Trying to absolve themselves of any culpability for any future exfiltration of data from their service is slimy and unethical. It shows that they’ve both acknowledged the security problems in their systems, and have decided the best course of action is to simply demand that you agree that it’s not their fault before using the service. Of course, so long as such a clause works (or is believed to work by companies in lieu of case law), it is likely in the best interest of companies to simply add a clause like this to their TOS rather than spend the time and energy necessary to create a secure system.
Serious question, does anyone know how enforceable this really is? Maybe I’m optimistic, but if this ludicrous statement actually protects anyone I’d be a little surprised, and sad.
At the moment, I’m not aware of a single case where a company has been held liable for a security breach of end-user data, even in the absence of any disclaimer. My vague understanding of the law is that users would have to not only have experienced some specific financial loss resulting from identity theft, but be able to prove the entire chain of criminals who had resold and eventually exploited their data, showing that the original harm resulted from this particular security breach. In a world where Target only learned they were hacked because security researchers saw credit cards for sale and did statistical analysis to figure out what those cards had in common, that is an impossible thing to prove.
So, someday this disclaimer might actually meet an enforceability test, but not any time soon.
Hopefully the EU data breach law goes through then.
What we need is like a security BBB. One that rates and ranks businesses based on security.
Only if whoever does it is prepared for the fact that almost all businesses will fail, and won’t give in to pressure to say most companies are more or less okay.

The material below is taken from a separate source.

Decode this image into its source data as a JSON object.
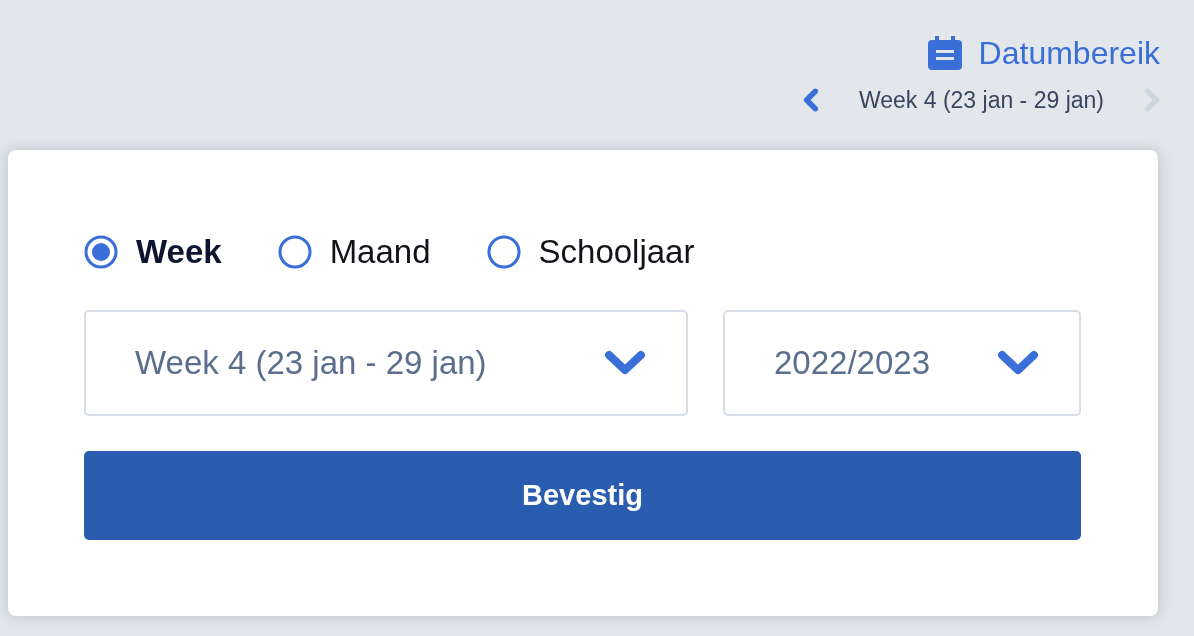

You just need some rich ex-infosec dude who gets off on “correctness”
I feel like advocacy organizations need to be run by someone who feels some anger, if they’re going to be effective. :)